Interface dataset entries

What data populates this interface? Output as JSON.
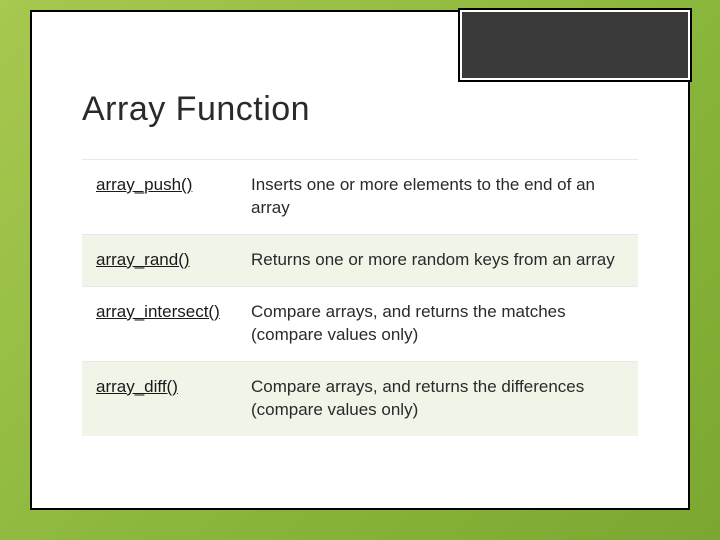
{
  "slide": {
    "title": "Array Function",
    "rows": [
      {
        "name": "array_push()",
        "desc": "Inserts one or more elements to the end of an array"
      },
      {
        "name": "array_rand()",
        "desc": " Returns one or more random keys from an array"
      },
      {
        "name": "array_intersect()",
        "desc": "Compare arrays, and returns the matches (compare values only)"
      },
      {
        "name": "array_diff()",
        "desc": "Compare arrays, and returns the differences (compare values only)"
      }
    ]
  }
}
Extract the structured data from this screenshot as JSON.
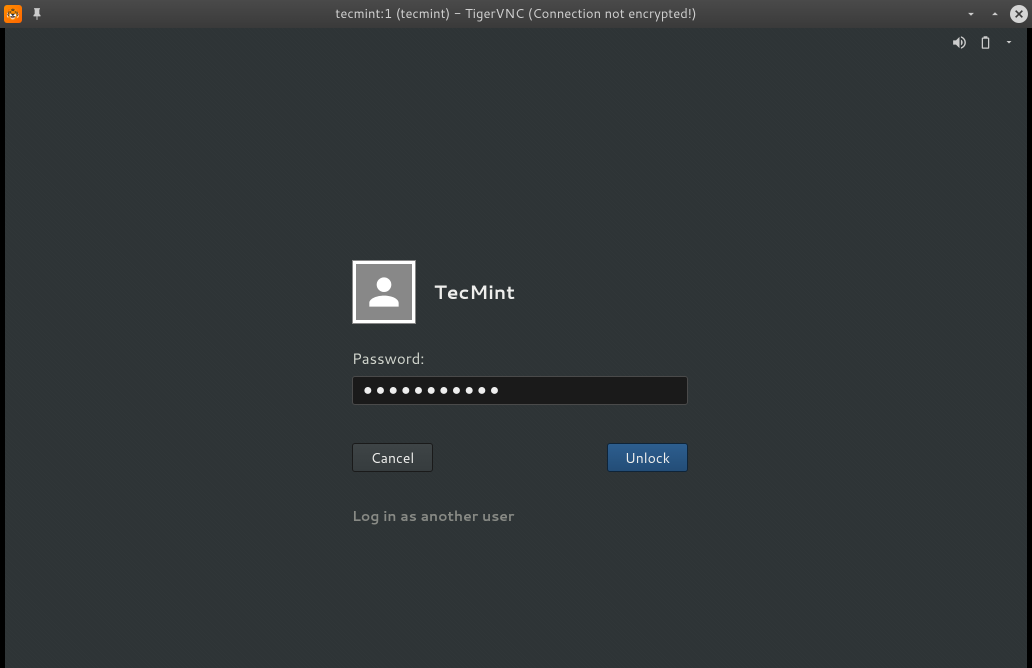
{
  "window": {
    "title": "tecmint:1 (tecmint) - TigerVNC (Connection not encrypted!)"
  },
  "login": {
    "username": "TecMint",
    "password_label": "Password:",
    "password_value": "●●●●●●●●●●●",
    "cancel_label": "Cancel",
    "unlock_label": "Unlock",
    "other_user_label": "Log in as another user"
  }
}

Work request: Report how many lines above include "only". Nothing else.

Written answer: 2